Monday, January 3, 2011

New Years and Laughs

Life here is becoming more and more routine. I celebrated New Years here by playing games and there were even fireworks, very similar to home however as midnight approached we did not have a TV to turn on and therefore picked someones watch and counted down. The watch we picked was 15 seconds slower than the watch down the hill so we heard them shout and cheer a little before we did. We will never know who was really right. Regardless I did welcome the New Year 10 hours earlier than all my Albertan friends. Happy New year to all.
I mentioned in a previous blog how I moved a month ago and have a new roommate. Last week a piece of her luggage arrived (big complicated mess at the airport)  and it was like another Christmas (almost as exciting as the Quadruplets). The best part was the new curtains I am not a very stylish person and window coverings are not super high on priority list however one of the windows in my room had a hideous set of curtains, they were not even the same length so I was very excited to take them down. My friends and I had some fun with the curtains as you can see here.
I think someday I may regret that I posted this.
We find plenty to do to keep us entertained here. Yesterday I attempted to go for a run and realized how out of shape I am I think I need to train some more.

Life at the hospital continues on, we are getting some more visiting staff coming the next few weeks as well as new interns (first year residents) starting so I think my pager will be going off a little more than usual.
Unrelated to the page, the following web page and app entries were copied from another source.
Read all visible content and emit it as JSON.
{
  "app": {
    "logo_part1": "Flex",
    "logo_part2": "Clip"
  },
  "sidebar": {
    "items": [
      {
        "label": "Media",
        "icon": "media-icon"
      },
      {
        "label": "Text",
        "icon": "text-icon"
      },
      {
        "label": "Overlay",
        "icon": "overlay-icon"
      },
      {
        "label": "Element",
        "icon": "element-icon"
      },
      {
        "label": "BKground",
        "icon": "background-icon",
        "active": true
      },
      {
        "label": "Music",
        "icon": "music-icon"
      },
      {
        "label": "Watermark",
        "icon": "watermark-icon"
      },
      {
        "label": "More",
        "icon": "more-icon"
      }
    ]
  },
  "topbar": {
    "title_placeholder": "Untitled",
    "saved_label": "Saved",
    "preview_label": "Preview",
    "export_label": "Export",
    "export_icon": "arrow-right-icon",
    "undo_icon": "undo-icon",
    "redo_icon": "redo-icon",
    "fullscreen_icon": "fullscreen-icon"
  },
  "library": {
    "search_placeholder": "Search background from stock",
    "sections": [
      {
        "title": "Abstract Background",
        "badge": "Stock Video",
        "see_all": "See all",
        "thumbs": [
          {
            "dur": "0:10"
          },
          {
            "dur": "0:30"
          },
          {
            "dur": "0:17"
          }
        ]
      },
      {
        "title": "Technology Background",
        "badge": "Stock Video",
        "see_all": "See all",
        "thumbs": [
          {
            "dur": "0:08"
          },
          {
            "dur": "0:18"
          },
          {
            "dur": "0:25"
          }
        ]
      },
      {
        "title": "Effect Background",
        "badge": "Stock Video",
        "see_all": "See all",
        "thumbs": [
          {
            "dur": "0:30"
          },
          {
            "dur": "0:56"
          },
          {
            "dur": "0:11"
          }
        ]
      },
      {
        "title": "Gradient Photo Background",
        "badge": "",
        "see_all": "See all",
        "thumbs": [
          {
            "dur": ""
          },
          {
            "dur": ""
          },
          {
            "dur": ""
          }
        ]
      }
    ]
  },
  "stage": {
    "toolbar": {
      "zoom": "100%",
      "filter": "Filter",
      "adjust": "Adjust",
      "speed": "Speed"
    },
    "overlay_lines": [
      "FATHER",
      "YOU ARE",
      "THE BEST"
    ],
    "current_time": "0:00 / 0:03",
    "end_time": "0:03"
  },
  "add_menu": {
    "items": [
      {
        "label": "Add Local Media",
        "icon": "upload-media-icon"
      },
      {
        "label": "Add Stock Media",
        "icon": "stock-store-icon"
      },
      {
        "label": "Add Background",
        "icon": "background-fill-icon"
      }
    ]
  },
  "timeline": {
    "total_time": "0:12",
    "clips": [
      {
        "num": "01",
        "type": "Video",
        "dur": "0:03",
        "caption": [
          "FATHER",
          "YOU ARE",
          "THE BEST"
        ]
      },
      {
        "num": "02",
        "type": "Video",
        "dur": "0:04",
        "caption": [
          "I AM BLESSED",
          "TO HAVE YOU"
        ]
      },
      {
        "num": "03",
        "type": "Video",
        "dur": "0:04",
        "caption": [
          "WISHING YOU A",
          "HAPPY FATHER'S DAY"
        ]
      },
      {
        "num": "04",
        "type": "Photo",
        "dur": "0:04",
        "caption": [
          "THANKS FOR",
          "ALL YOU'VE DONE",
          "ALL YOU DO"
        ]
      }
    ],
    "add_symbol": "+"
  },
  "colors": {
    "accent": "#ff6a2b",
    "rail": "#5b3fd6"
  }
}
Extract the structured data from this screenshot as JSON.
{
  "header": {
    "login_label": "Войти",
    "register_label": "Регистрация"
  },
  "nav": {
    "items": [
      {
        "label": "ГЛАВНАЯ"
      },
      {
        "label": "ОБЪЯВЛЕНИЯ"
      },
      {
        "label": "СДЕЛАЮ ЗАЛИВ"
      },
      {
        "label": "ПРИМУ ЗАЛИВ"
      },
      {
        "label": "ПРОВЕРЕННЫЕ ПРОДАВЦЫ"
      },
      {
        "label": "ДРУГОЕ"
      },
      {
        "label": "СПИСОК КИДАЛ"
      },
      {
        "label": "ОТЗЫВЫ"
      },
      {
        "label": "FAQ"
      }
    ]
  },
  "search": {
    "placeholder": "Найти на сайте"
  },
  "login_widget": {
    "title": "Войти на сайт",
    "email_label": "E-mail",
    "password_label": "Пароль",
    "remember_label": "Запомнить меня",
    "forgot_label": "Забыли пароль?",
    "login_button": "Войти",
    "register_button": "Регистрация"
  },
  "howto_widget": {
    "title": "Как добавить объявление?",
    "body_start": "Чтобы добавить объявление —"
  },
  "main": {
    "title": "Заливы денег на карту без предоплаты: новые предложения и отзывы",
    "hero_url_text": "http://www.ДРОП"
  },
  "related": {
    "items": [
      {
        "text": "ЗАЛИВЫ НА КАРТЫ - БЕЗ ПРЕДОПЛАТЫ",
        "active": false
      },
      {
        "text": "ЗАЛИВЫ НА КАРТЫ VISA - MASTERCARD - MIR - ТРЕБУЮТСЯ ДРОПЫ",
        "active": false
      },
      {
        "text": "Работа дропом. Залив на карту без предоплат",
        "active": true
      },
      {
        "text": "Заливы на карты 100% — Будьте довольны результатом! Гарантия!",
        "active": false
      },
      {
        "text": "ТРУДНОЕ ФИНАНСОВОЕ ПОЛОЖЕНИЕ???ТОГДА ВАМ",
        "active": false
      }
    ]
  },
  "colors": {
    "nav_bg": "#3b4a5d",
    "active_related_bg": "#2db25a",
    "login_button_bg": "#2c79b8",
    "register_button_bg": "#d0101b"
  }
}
Today I was asked to do some MDI teaching, this is something that I do back home as well, however this being Kenya it was slightly more complicated. Aerochambers are expensive so we stock very few and never give them away. We usually use a plastic coke bottle converted into a spacer. I realized that we were all out of spacers so I went home to make one - cutting off the neck of the bottle was easy (this made the mask part as it is for a baby) however have you ever tried to cut into the bottom of a plastic pop bottle - it is hard so here is what I ended up doing
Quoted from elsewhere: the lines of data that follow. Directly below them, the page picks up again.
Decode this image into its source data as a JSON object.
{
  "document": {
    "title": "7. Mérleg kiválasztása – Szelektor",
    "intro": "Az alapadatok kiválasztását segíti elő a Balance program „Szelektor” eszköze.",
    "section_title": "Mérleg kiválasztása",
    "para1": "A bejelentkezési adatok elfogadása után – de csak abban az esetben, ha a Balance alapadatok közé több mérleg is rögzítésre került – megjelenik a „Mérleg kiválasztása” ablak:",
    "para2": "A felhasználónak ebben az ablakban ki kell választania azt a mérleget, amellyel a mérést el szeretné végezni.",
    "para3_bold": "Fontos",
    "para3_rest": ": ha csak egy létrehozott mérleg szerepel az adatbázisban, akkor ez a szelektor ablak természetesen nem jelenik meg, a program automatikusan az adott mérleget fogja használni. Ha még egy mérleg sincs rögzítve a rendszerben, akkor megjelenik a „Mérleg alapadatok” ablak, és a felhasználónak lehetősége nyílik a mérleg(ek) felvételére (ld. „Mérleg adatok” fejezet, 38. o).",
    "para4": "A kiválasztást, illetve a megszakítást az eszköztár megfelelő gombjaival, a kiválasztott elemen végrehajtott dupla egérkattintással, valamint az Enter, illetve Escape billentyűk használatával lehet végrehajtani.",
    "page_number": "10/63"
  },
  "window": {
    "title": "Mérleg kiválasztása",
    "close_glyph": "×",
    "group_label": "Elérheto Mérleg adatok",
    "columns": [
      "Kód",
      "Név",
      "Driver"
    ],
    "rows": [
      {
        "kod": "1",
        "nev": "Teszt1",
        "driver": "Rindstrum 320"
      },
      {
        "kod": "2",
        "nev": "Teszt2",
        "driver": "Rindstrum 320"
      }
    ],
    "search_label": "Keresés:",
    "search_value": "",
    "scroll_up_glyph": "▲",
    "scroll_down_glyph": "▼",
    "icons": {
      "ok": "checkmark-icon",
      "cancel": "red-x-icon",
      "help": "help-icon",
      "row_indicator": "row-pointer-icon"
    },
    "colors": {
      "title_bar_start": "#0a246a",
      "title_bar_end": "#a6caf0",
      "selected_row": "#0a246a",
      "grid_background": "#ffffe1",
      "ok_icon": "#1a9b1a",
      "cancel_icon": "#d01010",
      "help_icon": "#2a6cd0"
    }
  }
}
I heated up the knife on the gas stove, I tried a candle but it was not hot enough
Then I cut/melted a hole onto the bottom of the soda bottle
So now that I had an aerochamber I found my patient and showed them how to use it, done. This worked so well I think I may just start a side business.

Anyway life continues to go on here and I am quite excited as tomorrow my parents fly in. It will be great to see them again, they will be here for  a few weeks so I am sure I will have more pictures to share with you as we go on safari and tour a tea farm together.